The Drachen's Iron Heart
Homosexuality in Theah
The books don’t say anything one way or the other. So here’s my take on it.
The Vaticine Church does speak out against homosexuality, but not as vocally as in our world. Acceptance varies between cultures and social strata.
Montaigne: With Montaigne rejection of the Vaticine Church’s teachings, and with the general
decadence enlightenment of noble society, homosexuality among the nobility is mostly tolerated. You may get tittered at but no one is going to hang you for it.
Castille: in Castille, homosexuality is an absolute no-no. The Inquisition, in particular, burns people for it. That said, Castillians do understand passion and romance, so individual Castillians may be willing to make allowances.

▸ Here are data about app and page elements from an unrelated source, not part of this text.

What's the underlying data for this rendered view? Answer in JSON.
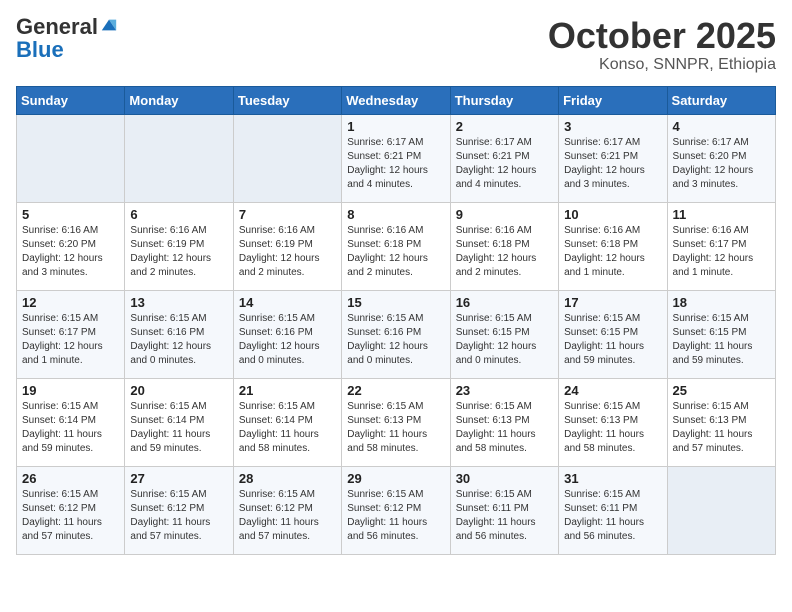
{
  "header": {
    "logo_general": "General",
    "logo_blue": "Blue",
    "month": "October 2025",
    "location": "Konso, SNNPR, Ethiopia"
  },
  "weekdays": [
    "Sunday",
    "Monday",
    "Tuesday",
    "Wednesday",
    "Thursday",
    "Friday",
    "Saturday"
  ],
  "weeks": [
    [
      {
        "day": "",
        "sunrise": "",
        "sunset": "",
        "daylight": ""
      },
      {
        "day": "",
        "sunrise": "",
        "sunset": "",
        "daylight": ""
      },
      {
        "day": "",
        "sunrise": "",
        "sunset": "",
        "daylight": ""
      },
      {
        "day": "1",
        "sunrise": "6:17 AM",
        "sunset": "6:21 PM",
        "daylight": "12 hours and 4 minutes."
      },
      {
        "day": "2",
        "sunrise": "6:17 AM",
        "sunset": "6:21 PM",
        "daylight": "12 hours and 4 minutes."
      },
      {
        "day": "3",
        "sunrise": "6:17 AM",
        "sunset": "6:21 PM",
        "daylight": "12 hours and 3 minutes."
      },
      {
        "day": "4",
        "sunrise": "6:17 AM",
        "sunset": "6:20 PM",
        "daylight": "12 hours and 3 minutes."
      }
    ],
    [
      {
        "day": "5",
        "sunrise": "6:16 AM",
        "sunset": "6:20 PM",
        "daylight": "12 hours and 3 minutes."
      },
      {
        "day": "6",
        "sunrise": "6:16 AM",
        "sunset": "6:19 PM",
        "daylight": "12 hours and 2 minutes."
      },
      {
        "day": "7",
        "sunrise": "6:16 AM",
        "sunset": "6:19 PM",
        "daylight": "12 hours and 2 minutes."
      },
      {
        "day": "8",
        "sunrise": "6:16 AM",
        "sunset": "6:18 PM",
        "daylight": "12 hours and 2 minutes."
      },
      {
        "day": "9",
        "sunrise": "6:16 AM",
        "sunset": "6:18 PM",
        "daylight": "12 hours and 2 minutes."
      },
      {
        "day": "10",
        "sunrise": "6:16 AM",
        "sunset": "6:18 PM",
        "daylight": "12 hours and 1 minute."
      },
      {
        "day": "11",
        "sunrise": "6:16 AM",
        "sunset": "6:17 PM",
        "daylight": "12 hours and 1 minute."
      }
    ],
    [
      {
        "day": "12",
        "sunrise": "6:15 AM",
        "sunset": "6:17 PM",
        "daylight": "12 hours and 1 minute."
      },
      {
        "day": "13",
        "sunrise": "6:15 AM",
        "sunset": "6:16 PM",
        "daylight": "12 hours and 0 minutes."
      },
      {
        "day": "14",
        "sunrise": "6:15 AM",
        "sunset": "6:16 PM",
        "daylight": "12 hours and 0 minutes."
      },
      {
        "day": "15",
        "sunrise": "6:15 AM",
        "sunset": "6:16 PM",
        "daylight": "12 hours and 0 minutes."
      },
      {
        "day": "16",
        "sunrise": "6:15 AM",
        "sunset": "6:15 PM",
        "daylight": "12 hours and 0 minutes."
      },
      {
        "day": "17",
        "sunrise": "6:15 AM",
        "sunset": "6:15 PM",
        "daylight": "11 hours and 59 minutes."
      },
      {
        "day": "18",
        "sunrise": "6:15 AM",
        "sunset": "6:15 PM",
        "daylight": "11 hours and 59 minutes."
      }
    ],
    [
      {
        "day": "19",
        "sunrise": "6:15 AM",
        "sunset": "6:14 PM",
        "daylight": "11 hours and 59 minutes."
      },
      {
        "day": "20",
        "sunrise": "6:15 AM",
        "sunset": "6:14 PM",
        "daylight": "11 hours and 59 minutes."
      },
      {
        "day": "21",
        "sunrise": "6:15 AM",
        "sunset": "6:14 PM",
        "daylight": "11 hours and 58 minutes."
      },
      {
        "day": "22",
        "sunrise": "6:15 AM",
        "sunset": "6:13 PM",
        "daylight": "11 hours and 58 minutes."
      },
      {
        "day": "23",
        "sunrise": "6:15 AM",
        "sunset": "6:13 PM",
        "daylight": "11 hours and 58 minutes."
      },
      {
        "day": "24",
        "sunrise": "6:15 AM",
        "sunset": "6:13 PM",
        "daylight": "11 hours and 58 minutes."
      },
      {
        "day": "25",
        "sunrise": "6:15 AM",
        "sunset": "6:13 PM",
        "daylight": "11 hours and 57 minutes."
      }
    ],
    [
      {
        "day": "26",
        "sunrise": "6:15 AM",
        "sunset": "6:12 PM",
        "daylight": "11 hours and 57 minutes."
      },
      {
        "day": "27",
        "sunrise": "6:15 AM",
        "sunset": "6:12 PM",
        "daylight": "11 hours and 57 minutes."
      },
      {
        "day": "28",
        "sunrise": "6:15 AM",
        "sunset": "6:12 PM",
        "daylight": "11 hours and 57 minutes."
      },
      {
        "day": "29",
        "sunrise": "6:15 AM",
        "sunset": "6:12 PM",
        "daylight": "11 hours and 56 minutes."
      },
      {
        "day": "30",
        "sunrise": "6:15 AM",
        "sunset": "6:11 PM",
        "daylight": "11 hours and 56 minutes."
      },
      {
        "day": "31",
        "sunrise": "6:15 AM",
        "sunset": "6:11 PM",
        "daylight": "11 hours and 56 minutes."
      },
      {
        "day": "",
        "sunrise": "",
        "sunset": "",
        "daylight": ""
      }
    ]
  ],
  "labels": {
    "sunrise": "Sunrise:",
    "sunset": "Sunset:",
    "daylight": "Daylight:"
  }
}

Vodacce: in Vodacce, machismo is at a premium. Male homosexuality is an instant death sentence. Female homosexuality isn’t, because who cares what women do? (With the practice of Senzavistas—daughters without sorcery—being given away as “junior wives”, it’s actually somewhat common, though never public.)
Eisen: In Eisen, most of the time, no one cares. Most people are too worn out emotionally to get worked up about who sleeps with whom, especially on religious grounds. The general feeling is that you take warmth and human contact where you can get it. Varies a little by Konigreich, of course. Posen, for example, escaped the worst of the war, so it’s slightly less accepted there. In Freiburg, “no one cares” applies in spades—No Questions and all that.
Ussura: homosexuality is disliked, but on general principles rather than religious ones. The Ussuran Orthodox church is silent on the subject.
Vesten: the Vesten actually tolerate homosexuality a little bit. There are traditions of warrior brothers sharing everything (including each other’s bed), and of warrior women dressing and acting as men. But it’s not common.
Vendel: as with everything else, in Vendel, having money determines what you can and cannot do.
Avalon: Avalon severely frowns on homosexuality, but generally doesn’t execute people for it.
Finally, just like in our world, famous people—specifically, people famous for their deeds rather than their position—can to an extent make their own rules. If Jeremiah Berek, for instance, came out as gay most likely nothing would happen, because he’s Jeremiah Berek.
The consequences cannot be escaped entirely—just look at what happened to Oscar Wilde. But they can be mitigated.